30 October 2013
My friend Bob Henson at the National Center for Atmospheric Research has a great piece on Atmos News about Sandy today. NCAR has published some amazing high-resolution model runs of Sandy, and in some ways Sandy actually behaved like a tornadic super-cell. The model runs show that as Sandy approached a cold front, it tilted tubes of rotation air from the horizontal to the vertical. This same thing happens in super-cells, and meteorologists measure a term called storm relative helicity to rate the magnitude of this conversion.
The video below shows the cool air at the surface rising and releasing heat as it climbs into the storm. Sandy was a hybrid storm, acting like an intense nor’easter down low, but having a core of warm air aloft. As water condenses from vapor to liquid it releases heat and warms the air.

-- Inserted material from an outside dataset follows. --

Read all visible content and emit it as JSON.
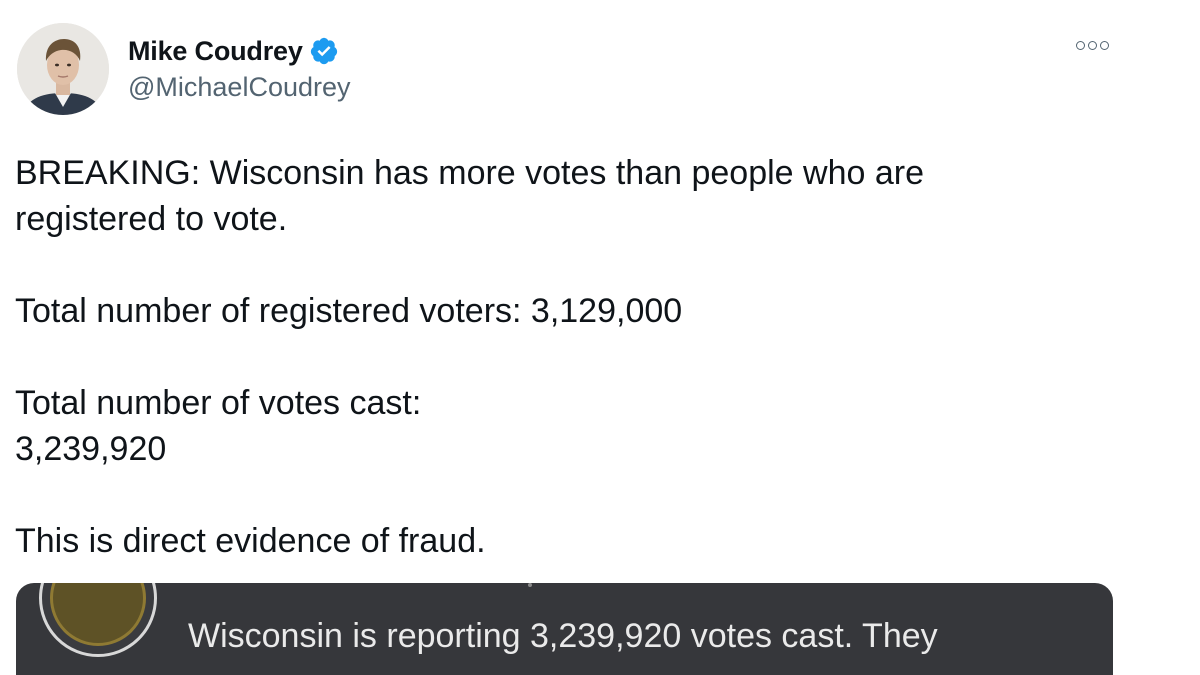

Think of it this way, it takes heat to boil a pot of water dry, but when that steam condenses back to liquid, all that heat to boil it away is released back.
Yes indeed, energy is conserved.
Below the first, is another video of Sandy made with a model running at a resolution of 500 meters! This model took 58 hours to run on the
new NCAR Univ. of Illinois Cray supercomputer! The same model I use each day to forecast was used, but it runs at 12KM and 4KM resolution.
To run the model at a higher resolution would not give us a forecast for tomorrow until the day after, or longer! Running these high-resolution models after the fact may not help with forecasting Sandy, but it will help us to better forecast the next one.
There is no doubt that the rising sea level made Sandy worse. I think in many ways it was the first real reminder from Mother Nature that climate change is not just something that will affect our grand children, but is already changing our planet. A storm like Sandy will be notably worse in just 30 years. How we rebuild on the coastline now, will determine how many people lose their homes and livelihoods next time.
More on Sandy and more on the high-resolution model runs from Bob Henson at NCAR here. It truly is amazing how well we can model the atmosphere now compared to 30 years ago. When we have computers that can run at 500 meter resolution and produce a 48 hour forecast in 3-4 hours, then forecasting will indeed have entered a new age.